Smarter Balance Changes Testing


A student works on a Smarter Balance test question.

Shea Danforth, Staff Writer

Instead of the familiar Standardized Testing and Reporting (STAR) test, students will experience the new Smarter Balanced assessment this spring.

According to vice principle Sharon Bartlett, the test will be composed of two parts: Math and ELA (English Language Arts). Bartlett said that only one grade will be taking this field test, or a practice test. Juniors are the most likely ones to take the test.

A unique aspect about the Smarter Balanced test is that it will require computers. According to math teacher Ken Ingersoll, taking the test on a computer is more challenging.  “Taking the test on computers brings up an issue. Some students struggle taking tests on computers because you can’t write on or annotate the diagram,” he explained.

Ingersoll’s Geometry students took a preliminary version of the Smarter Balanced test this fall. According to Ingersoll, students did not achieve high scores. “Some students were walking out of my classroom in tears,” he said. “It’s a whole different type of test, and students will have to adjust their studying habits in order to do well on it.”

Ingersoll also said that teachers will have a problem adjusting since the curriculum that they are currently using is not founded on the Smarter Balanced standards.

The style of Smarter Balanced learning may be different from what most students are accustomed. Bartlett said, “It’s not a whole different critter, it’s just asking us to work on our skills that we’ve learned from all of our classes rather than focusing it on just one. It focuses on the bigger picture. In other words, you’ll always be doing critical thinking.” Ingersoll also said, “Instead of just solving the math problem, the students are going to have to write about how they solved it.”

Looking into the future, Bartlett thinks this new style of testing is for the best. She said, “Education is about preparing students for their future, and not the past. The whole world is changing so fast, and we have to get used to things everyday.”

Bartlett believes that this new style of testing is preparing students for the future, focusing more on contemporary standards than traditional ones.

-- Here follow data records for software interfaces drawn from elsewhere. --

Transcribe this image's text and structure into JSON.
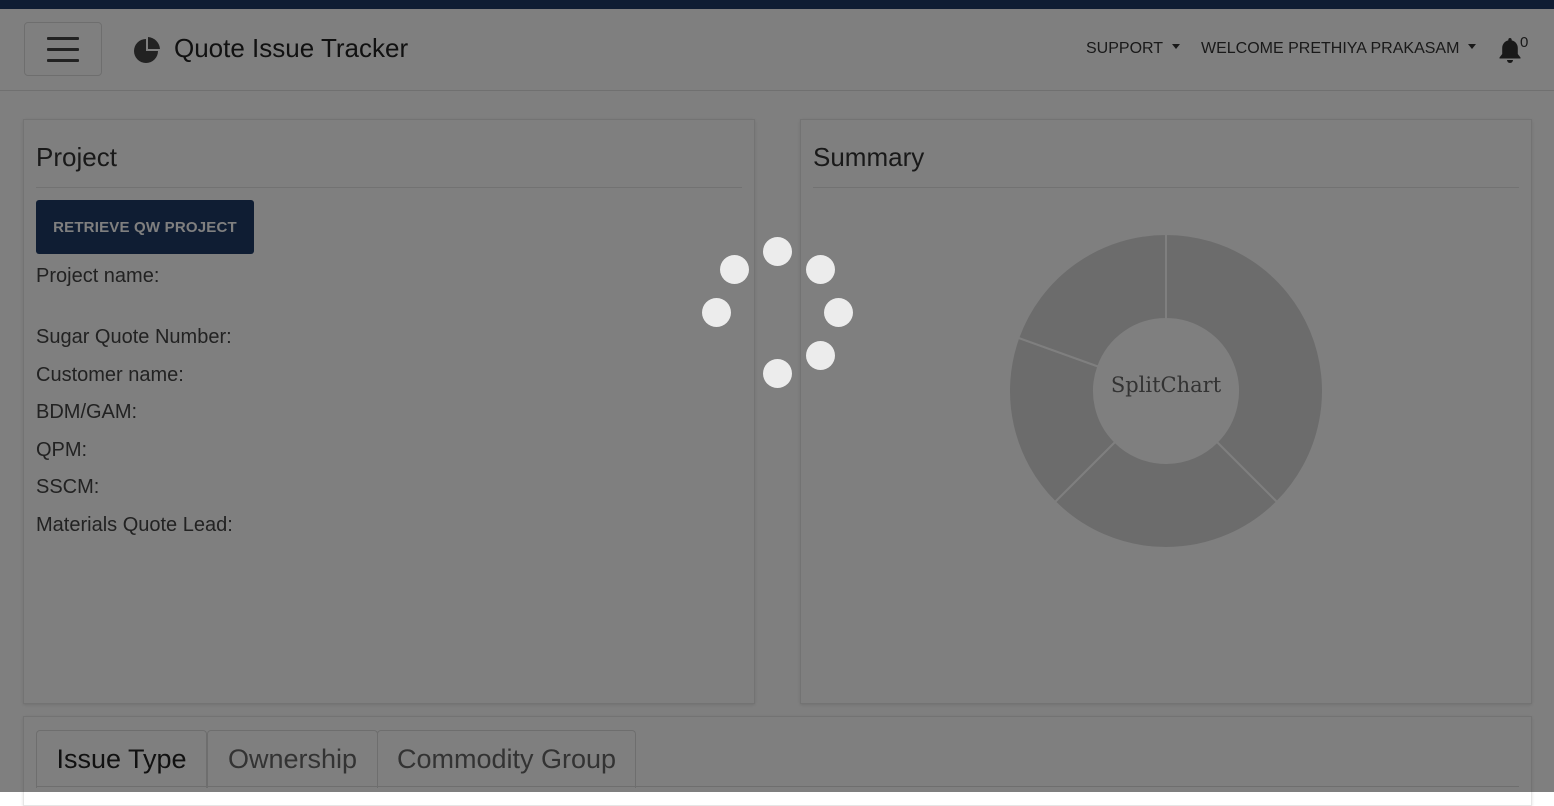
{
  "app": {
    "title": "Quote Issue Tracker",
    "accent_color": "#1e3a66",
    "brand_icon": "pie-chart-icon"
  },
  "navbar": {
    "menu_icon": "hamburger-icon",
    "support_label": "SUPPORT",
    "user_label": "WELCOME PRETHIYA PRAKASAM",
    "notification_icon": "bell-icon",
    "notification_count": "0"
  },
  "project_card": {
    "title": "Project",
    "retrieve_button": "RETRIEVE QW PROJECT",
    "fields": {
      "project_name": "Project name:",
      "sugar_quote_number": "Sugar Quote Number:",
      "customer_name": "Customer name:",
      "bdm_gam": "BDM/GAM:",
      "qpm": "QPM:",
      "sscm": "SSCM:",
      "materials_quote_lead": "Materials Quote Lead:"
    }
  },
  "summary_card": {
    "title": "Summary",
    "chart_center_label": "SplitChart"
  },
  "chart_data": {
    "type": "pie",
    "style": "donut",
    "slices": [
      {
        "value": 37.5
      },
      {
        "value": 25
      },
      {
        "value": 18
      },
      {
        "value": 19.5
      }
    ],
    "center_label": "SplitChart",
    "colors": [
      "#d9d9d9"
    ]
  },
  "tabs": [
    {
      "label": "Issue Type",
      "active": true
    },
    {
      "label": "Ownership",
      "active": false
    },
    {
      "label": "Commodity Group",
      "active": false
    }
  ],
  "loading_overlay": {
    "visible": true,
    "spinner_icon": "loading-spinner-icon"
  }
}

Ingersoll said, “It’s funny because it’s not as polarizing as it may seem. I’m not against it, but the problem is that we are preparing for a test that we don’t even know what it looks like. We also won’t know how well our students will do [since the scores will not be recorded]. All of these factors make it very difficult to prepare for.”

Junior Sam Larson said, “It will be a massive change from STAR testing, but it’s probably for the better.”